A two-year-old boy is in hospital after being mauled by a Rottweiler on a playground in Lower Austria yesterday (Thurs).Sebastian was climbing on a rocking horse when the five-year-old dog Dino attacked, biting him on the backside.The Rottweiler – which already injured a girl three years ago – was crossing the playground in Ternitz with its owner Johann K. The 74-year-old kept the dog on a leash but did not issue it with a muzzle, a breach of provincial law.The man – who faces negligent bodily harm charges – failed to hold the dog back and was also attacked having both hands savaged as he tried to free the terrified child who was accompanied by his 65-year-old grandfather August R.Witness Johann Ofner also came to the rescue and the child was helicoptered to Vienna’s SMZ Ost clinic to undergo emergency surgery.
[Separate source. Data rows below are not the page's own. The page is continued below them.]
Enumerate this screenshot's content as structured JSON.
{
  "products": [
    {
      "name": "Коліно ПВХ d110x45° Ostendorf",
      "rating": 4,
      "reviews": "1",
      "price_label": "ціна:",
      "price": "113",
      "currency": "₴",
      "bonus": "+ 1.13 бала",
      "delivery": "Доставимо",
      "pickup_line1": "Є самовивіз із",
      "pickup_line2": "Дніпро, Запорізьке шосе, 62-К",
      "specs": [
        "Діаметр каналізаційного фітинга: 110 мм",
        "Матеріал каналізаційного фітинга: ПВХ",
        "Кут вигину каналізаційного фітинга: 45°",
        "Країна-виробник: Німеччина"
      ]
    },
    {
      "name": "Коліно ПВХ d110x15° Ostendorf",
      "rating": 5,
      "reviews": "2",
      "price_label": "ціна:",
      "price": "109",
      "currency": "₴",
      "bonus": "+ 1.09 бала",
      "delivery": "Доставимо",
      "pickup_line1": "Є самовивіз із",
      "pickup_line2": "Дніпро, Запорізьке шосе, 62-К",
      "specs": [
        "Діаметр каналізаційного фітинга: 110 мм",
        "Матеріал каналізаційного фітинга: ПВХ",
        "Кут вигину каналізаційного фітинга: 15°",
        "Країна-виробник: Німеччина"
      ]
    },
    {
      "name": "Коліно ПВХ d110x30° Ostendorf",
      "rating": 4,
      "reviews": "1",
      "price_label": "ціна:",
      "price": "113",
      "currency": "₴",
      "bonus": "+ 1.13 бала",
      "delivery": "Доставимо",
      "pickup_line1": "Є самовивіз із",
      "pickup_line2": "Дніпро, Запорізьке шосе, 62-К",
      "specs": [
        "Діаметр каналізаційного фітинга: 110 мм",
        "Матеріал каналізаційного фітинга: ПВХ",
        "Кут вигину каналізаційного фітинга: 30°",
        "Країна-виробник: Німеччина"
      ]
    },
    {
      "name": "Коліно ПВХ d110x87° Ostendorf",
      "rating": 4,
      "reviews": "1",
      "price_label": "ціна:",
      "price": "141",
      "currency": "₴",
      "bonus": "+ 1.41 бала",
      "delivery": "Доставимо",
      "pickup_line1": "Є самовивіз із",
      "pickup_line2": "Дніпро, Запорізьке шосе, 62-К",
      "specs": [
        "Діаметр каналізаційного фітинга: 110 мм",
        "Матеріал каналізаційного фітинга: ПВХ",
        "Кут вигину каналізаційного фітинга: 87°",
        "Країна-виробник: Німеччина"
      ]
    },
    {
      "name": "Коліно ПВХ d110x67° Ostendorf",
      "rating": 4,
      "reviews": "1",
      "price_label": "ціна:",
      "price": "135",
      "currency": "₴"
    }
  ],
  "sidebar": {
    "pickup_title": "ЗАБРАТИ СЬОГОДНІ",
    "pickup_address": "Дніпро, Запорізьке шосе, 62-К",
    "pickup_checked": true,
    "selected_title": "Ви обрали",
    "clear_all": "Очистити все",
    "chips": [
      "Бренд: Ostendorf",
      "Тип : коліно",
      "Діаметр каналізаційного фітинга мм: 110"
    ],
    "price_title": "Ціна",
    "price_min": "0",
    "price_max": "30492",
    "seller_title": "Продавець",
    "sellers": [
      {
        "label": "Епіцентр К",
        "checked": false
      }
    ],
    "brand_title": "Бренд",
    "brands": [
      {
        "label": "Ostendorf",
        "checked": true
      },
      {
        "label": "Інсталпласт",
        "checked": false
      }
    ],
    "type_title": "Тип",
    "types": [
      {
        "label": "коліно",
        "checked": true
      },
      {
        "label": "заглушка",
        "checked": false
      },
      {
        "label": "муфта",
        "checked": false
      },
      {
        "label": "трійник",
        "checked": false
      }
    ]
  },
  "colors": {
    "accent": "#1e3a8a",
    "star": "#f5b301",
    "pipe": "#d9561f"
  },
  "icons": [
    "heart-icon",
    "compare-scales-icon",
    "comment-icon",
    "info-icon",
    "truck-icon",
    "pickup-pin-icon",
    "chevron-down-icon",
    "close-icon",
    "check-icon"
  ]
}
The Rottweiler was put down by a local vet the same day.SMZ Ost doctor Thomas Weber said today that Sebastian’s injuries were not life threatening.Emergency surgeon Nicole Steiner explained: “The boy was very lucky as no organs were hurt in the attack. The dog’s teeth missed the kidney by just a few centimetres.”The incident is the latest in a string of dog attacks across Austria.Around 5,900 people are hospitalised in Austria following dog attacks, according to the Federal Committee for Traffic and Leisure Time Safety (KfV).Critics have attacked political decision-makers for failing to set up standardised dog-keeping laws for the whole country as all of Austria’s nine provinces have different rules.The Viennese Social Democratic (SPÖ) government was criticised recently when it emerged that none of the 684 applicants for the city’s new dog-keeping licence failed the test which consists of a theoretical part as well as practical exercises such as walking with a leashed dog past runners and cyclists.The law came into effect on 1 July following a referendum on whether such a test should become mandatory for owners of so-called fighting dogs. Almost nine in 10 of participating Vienna residents opted for yes in the questioning last February.Animal activists have claimed the ruling stigmatised certain canines as the licence was only mandatory for owners of 12 breeds – including Pit-bull Terriers and Staffordshire Terrier – considered more dangerous than others.Animal shelters in the city, meanwhile, have warned they would soon reach full capacity due to an increasing number of abandoned “blacklisted” breeds.